TASK ITEM: Your answer must be an exact copy of the listing.

####

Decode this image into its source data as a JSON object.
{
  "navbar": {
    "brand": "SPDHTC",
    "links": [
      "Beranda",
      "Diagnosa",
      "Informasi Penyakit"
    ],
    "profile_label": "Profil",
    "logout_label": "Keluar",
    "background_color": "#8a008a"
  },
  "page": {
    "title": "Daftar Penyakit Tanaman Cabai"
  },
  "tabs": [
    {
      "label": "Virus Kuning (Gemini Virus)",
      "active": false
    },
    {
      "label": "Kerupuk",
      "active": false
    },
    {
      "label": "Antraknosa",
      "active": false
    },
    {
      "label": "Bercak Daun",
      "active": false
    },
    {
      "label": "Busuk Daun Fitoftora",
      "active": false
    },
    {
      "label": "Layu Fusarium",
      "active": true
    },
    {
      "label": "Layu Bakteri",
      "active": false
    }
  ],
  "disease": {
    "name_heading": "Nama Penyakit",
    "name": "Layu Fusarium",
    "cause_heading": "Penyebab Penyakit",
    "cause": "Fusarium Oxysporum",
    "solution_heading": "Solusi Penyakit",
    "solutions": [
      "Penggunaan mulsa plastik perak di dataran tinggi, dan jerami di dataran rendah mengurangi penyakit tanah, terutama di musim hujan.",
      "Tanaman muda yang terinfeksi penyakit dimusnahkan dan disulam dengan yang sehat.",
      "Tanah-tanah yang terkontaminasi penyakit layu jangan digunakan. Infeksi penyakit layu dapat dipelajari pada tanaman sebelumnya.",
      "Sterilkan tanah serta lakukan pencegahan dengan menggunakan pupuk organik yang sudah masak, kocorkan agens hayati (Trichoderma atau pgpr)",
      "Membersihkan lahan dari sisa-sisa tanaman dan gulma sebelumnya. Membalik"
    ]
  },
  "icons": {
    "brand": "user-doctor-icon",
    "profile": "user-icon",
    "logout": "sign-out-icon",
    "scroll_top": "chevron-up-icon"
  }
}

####

ANSWER TO THIS TASK:
Decode this image into its source data as a JSON object.
{
  "navbar": {
    "brand": "SPDHTC",
    "links": [
      "Beranda",
      "Diagnosa",
      "Informasi Penyakit"
    ],
    "profile_label": "Profil",
    "logout_label": "Keluar",
    "background_color": "#8a008a"
  },
  "page": {
    "title": "Daftar Penyakit Tanaman Cabai"
  },
  "tabs": [
    {
      "label": "Virus Kuning (Gemini Virus)",
      "active": false
    },
    {
      "label": "Kerupuk",
      "active": false
    },
    {
      "label": "Antraknosa",
      "active": false
    },
    {
      "label": "Bercak Daun",
      "active": false
    },
    {
      "label": "Busuk Daun Fitoftora",
      "active": false
    },
    {
      "label": "Layu Fusarium",
      "active": true
    },
    {
      "label": "Layu Bakteri",
      "active": false
    }
  ],
  "disease": {
    "name_heading": "Nama Penyakit",
    "name": "Layu Fusarium",
    "cause_heading": "Penyebab Penyakit",
    "cause": "Fusarium Oxysporum",
    "solution_heading": "Solusi Penyakit",
    "solutions": [
      "Penggunaan mulsa plastik perak di dataran tinggi, dan jerami di dataran rendah mengurangi penyakit tanah, terutama di musim hujan.",
      "Tanaman muda yang terinfeksi penyakit dimusnahkan dan disulam dengan yang sehat.",
      "Tanah-tanah yang terkontaminasi penyakit layu jangan digunakan. Infeksi penyakit layu dapat dipelajari pada tanaman sebelumnya.",
      "Sterilkan tanah serta lakukan pencegahan dengan menggunakan pupuk organik yang sudah masak, kocorkan agens hayati (Trichoderma atau pgpr)",
      "Membersihkan lahan dari sisa-sisa tanaman dan gulma sebelumnya. Membalik"
    ]
  },
  "icons": {
    "brand": "user-doctor-icon",
    "profile": "user-icon",
    "logout": "sign-out-icon",
    "scroll_top": "chevron-up-icon"
  }
}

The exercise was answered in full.